### Exercise directions
Write out the data in full, exactly as shown.

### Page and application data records
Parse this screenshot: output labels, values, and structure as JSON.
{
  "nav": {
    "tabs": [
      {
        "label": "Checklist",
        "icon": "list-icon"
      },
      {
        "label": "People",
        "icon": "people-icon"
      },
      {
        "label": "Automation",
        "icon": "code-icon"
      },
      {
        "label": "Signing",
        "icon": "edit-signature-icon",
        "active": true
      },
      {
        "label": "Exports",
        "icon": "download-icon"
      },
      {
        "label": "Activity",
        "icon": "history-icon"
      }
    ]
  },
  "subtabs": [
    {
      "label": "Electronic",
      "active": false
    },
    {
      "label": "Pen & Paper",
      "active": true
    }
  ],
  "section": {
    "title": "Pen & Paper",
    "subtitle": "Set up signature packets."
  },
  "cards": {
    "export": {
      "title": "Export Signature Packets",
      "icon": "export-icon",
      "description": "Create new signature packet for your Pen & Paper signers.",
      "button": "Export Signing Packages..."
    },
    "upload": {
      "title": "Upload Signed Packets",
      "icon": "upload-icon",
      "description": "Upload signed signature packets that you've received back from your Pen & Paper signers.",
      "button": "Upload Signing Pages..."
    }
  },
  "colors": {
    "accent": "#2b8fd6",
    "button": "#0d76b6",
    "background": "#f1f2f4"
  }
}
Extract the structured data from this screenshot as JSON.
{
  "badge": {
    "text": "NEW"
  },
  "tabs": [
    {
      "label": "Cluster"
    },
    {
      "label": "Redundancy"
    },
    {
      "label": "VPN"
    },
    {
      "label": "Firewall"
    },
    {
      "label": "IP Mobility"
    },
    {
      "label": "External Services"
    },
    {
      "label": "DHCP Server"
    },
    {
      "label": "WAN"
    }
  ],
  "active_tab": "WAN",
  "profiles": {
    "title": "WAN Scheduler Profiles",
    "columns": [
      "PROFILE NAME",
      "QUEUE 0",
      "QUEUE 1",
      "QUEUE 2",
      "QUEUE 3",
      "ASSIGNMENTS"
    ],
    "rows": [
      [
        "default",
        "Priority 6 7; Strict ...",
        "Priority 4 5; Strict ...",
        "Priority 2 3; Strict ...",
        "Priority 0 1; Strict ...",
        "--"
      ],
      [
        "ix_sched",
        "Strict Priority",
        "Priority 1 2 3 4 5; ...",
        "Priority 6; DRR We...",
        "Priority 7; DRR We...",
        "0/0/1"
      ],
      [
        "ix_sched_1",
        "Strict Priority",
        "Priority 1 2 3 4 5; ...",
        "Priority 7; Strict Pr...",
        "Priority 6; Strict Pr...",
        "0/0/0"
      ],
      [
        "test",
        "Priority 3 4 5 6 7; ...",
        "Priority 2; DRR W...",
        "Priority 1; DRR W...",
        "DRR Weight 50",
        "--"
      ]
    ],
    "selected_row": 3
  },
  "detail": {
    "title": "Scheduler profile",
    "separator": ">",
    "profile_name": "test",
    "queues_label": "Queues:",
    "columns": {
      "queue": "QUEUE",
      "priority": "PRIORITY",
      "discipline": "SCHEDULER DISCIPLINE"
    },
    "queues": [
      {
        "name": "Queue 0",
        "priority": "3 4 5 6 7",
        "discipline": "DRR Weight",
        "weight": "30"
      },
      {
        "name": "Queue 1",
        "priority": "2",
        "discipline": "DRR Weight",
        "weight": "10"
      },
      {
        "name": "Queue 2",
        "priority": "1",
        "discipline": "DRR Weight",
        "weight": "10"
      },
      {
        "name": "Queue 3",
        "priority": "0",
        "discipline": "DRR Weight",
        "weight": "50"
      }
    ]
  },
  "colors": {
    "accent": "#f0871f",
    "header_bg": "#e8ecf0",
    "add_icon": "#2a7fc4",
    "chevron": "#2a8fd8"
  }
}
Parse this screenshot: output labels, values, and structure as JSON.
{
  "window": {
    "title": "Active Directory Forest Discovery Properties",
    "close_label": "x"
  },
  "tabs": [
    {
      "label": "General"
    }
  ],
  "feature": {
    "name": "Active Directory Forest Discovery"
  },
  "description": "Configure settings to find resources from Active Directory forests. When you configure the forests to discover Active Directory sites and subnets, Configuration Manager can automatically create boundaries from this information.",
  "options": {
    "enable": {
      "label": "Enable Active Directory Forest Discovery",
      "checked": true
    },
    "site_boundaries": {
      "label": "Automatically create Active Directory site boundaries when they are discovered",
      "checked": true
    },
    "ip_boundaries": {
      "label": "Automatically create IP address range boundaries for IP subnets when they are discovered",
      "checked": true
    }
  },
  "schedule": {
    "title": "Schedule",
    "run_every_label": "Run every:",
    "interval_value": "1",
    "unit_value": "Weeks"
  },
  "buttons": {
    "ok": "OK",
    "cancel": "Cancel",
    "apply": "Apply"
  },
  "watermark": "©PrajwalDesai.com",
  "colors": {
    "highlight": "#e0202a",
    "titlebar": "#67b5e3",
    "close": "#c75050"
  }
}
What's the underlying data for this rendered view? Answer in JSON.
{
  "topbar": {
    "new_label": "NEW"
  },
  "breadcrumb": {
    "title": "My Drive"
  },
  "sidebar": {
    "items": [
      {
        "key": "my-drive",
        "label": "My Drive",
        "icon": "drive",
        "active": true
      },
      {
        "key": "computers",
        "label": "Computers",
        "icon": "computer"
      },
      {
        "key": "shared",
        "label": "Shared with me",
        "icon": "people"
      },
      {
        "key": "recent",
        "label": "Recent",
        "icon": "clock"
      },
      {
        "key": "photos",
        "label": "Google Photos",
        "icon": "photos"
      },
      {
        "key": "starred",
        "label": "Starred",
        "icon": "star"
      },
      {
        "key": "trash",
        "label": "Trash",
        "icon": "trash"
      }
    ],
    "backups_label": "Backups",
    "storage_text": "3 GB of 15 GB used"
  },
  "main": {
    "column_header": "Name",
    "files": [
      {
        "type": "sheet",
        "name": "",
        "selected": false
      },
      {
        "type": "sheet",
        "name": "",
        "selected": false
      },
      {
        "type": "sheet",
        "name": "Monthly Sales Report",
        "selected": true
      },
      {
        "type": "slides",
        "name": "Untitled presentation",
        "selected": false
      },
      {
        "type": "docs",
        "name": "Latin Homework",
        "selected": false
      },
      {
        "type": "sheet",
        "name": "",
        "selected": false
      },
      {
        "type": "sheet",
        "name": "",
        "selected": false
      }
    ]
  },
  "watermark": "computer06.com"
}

### Reply
Parse this screenshot: output labels, values, and structure as JSON.
{
  "nav": {
    "tabs": [
      {
        "label": "Checklist",
        "icon": "list-icon"
      },
      {
        "label": "People",
        "icon": "people-icon"
      },
      {
        "label": "Automation",
        "icon": "code-icon"
      },
      {
        "label": "Signing",
        "icon": "edit-signature-icon",
        "active": true
      },
      {
        "label": "Exports",
        "icon": "download-icon"
      },
      {
        "label": "Activity",
        "icon": "history-icon"
      }
    ]
  },
  "subtabs": [
    {
      "label": "Electronic",
      "active": false
    },
    {
      "label": "Pen & Paper",
      "active": true
    }
  ],
  "section": {
    "title": "Pen & Paper",
    "subtitle": "Set up signature packets."
  },
  "cards": {
    "export": {
      "title": "Export Signature Packets",
      "icon": "export-icon",
      "description": "Create new signature packet for your Pen & Paper signers.",
      "button": "Export Signing Packages..."
    },
    "upload": {
      "title": "Upload Signed Packets",
      "icon": "upload-icon",
      "description": "Upload signed signature packets that you've received back from your Pen & Paper signers.",
      "button": "Upload Signing Pages..."
    }
  },
  "colors": {
    "accent": "#2b8fd6",
    "button": "#0d76b6",
    "background": "#f1f2f4"
  }
}
Extract the structured data from this screenshot as JSON.
{
  "badge": {
    "text": "NEW"
  },
  "tabs": [
    {
      "label": "Cluster"
    },
    {
      "label": "Redundancy"
    },
    {
      "label": "VPN"
    },
    {
      "label": "Firewall"
    },
    {
      "label": "IP Mobility"
    },
    {
      "label": "External Services"
    },
    {
      "label": "DHCP Server"
    },
    {
      "label": "WAN"
    }
  ],
  "active_tab": "WAN",
  "profiles": {
    "title": "WAN Scheduler Profiles",
    "columns": [
      "PROFILE NAME",
      "QUEUE 0",
      "QUEUE 1",
      "QUEUE 2",
      "QUEUE 3",
      "ASSIGNMENTS"
    ],
    "rows": [
      [
        "default",
        "Priority 6 7; Strict ...",
        "Priority 4 5; Strict ...",
        "Priority 2 3; Strict ...",
        "Priority 0 1; Strict ...",
        "--"
      ],
      [
        "ix_sched",
        "Strict Priority",
        "Priority 1 2 3 4 5; ...",
        "Priority 6; DRR We...",
        "Priority 7; DRR We...",
        "0/0/1"
      ],
      [
        "ix_sched_1",
        "Strict Priority",
        "Priority 1 2 3 4 5; ...",
        "Priority 7; Strict Pr...",
        "Priority 6; Strict Pr...",
        "0/0/0"
      ],
      [
        "test",
        "Priority 3 4 5 6 7; ...",
        "Priority 2; DRR W...",
        "Priority 1; DRR W...",
        "DRR Weight 50",
        "--"
      ]
    ],
    "selected_row": 3
  },
  "detail": {
    "title": "Scheduler profile",
    "separator": ">",
    "profile_name": "test",
    "queues_label": "Queues:",
    "columns": {
      "queue": "QUEUE",
      "priority": "PRIORITY",
      "discipline": "SCHEDULER DISCIPLINE"
    },
    "queues": [
      {
        "name": "Queue 0",
        "priority": "3 4 5 6 7",
        "discipline": "DRR Weight",
        "weight": "30"
      },
      {
        "name": "Queue 1",
        "priority": "2",
        "discipline": "DRR Weight",
        "weight": "10"
      },
      {
        "name": "Queue 2",
        "priority": "1",
        "discipline": "DRR Weight",
        "weight": "10"
      },
      {
        "name": "Queue 3",
        "priority": "0",
        "discipline": "DRR Weight",
        "weight": "50"
      }
    ]
  },
  "colors": {
    "accent": "#f0871f",
    "header_bg": "#e8ecf0",
    "add_icon": "#2a7fc4",
    "chevron": "#2a8fd8"
  }
}
Parse this screenshot: output labels, values, and structure as JSON.
{
  "window": {
    "title": "Active Directory Forest Discovery Properties",
    "close_label": "x"
  },
  "tabs": [
    {
      "label": "General"
    }
  ],
  "feature": {
    "name": "Active Directory Forest Discovery"
  },
  "description": "Configure settings to find resources from Active Directory forests. When you configure the forests to discover Active Directory sites and subnets, Configuration Manager can automatically create boundaries from this information.",
  "options": {
    "enable": {
      "label": "Enable Active Directory Forest Discovery",
      "checked": true
    },
    "site_boundaries": {
      "label": "Automatically create Active Directory site boundaries when they are discovered",
      "checked": true
    },
    "ip_boundaries": {
      "label": "Automatically create IP address range boundaries for IP subnets when they are discovered",
      "checked": true
    }
  },
  "schedule": {
    "title": "Schedule",
    "run_every_label": "Run every:",
    "interval_value": "1",
    "unit_value": "Weeks"
  },
  "buttons": {
    "ok": "OK",
    "cancel": "Cancel",
    "apply": "Apply"
  },
  "watermark": "©PrajwalDesai.com",
  "colors": {
    "highlight": "#e0202a",
    "titlebar": "#67b5e3",
    "close": "#c75050"
  }
}
What's the underlying data for this rendered view? Answer in JSON.
{
  "topbar": {
    "new_label": "NEW"
  },
  "breadcrumb": {
    "title": "My Drive"
  },
  "sidebar": {
    "items": [
      {
        "key": "my-drive",
        "label": "My Drive",
        "icon": "drive",
        "active": true
      },
      {
        "key": "computers",
        "label": "Computers",
        "icon": "computer"
      },
      {
        "key": "shared",
        "label": "Shared with me",
        "icon": "people"
      },
      {
        "key": "recent",
        "label": "Recent",
        "icon": "clock"
      },
      {
        "key": "photos",
        "label": "Google Photos",
        "icon": "photos"
      },
      {
        "key": "starred",
        "label": "Starred",
        "icon": "star"
      },
      {
        "key": "trash",
        "label": "Trash",
        "icon": "trash"
      }
    ],
    "backups_label": "Backups",
    "storage_text": "3 GB of 15 GB used"
  },
  "main": {
    "column_header": "Name",
    "files": [
      {
        "type": "sheet",
        "name": "",
        "selected": false
      },
      {
        "type": "sheet",
        "name": "",
        "selected": false
      },
      {
        "type": "sheet",
        "name": "Monthly Sales Report",
        "selected": true
      },
      {
        "type": "slides",
        "name": "Untitled presentation",
        "selected": false
      },
      {
        "type": "docs",
        "name": "Latin Homework",
        "selected": false
      },
      {
        "type": "sheet",
        "name": "",
        "selected": false
      },
      {
        "type": "sheet",
        "name": "",
        "selected": false
      }
    ]
  },
  "watermark": "computer06.com"
}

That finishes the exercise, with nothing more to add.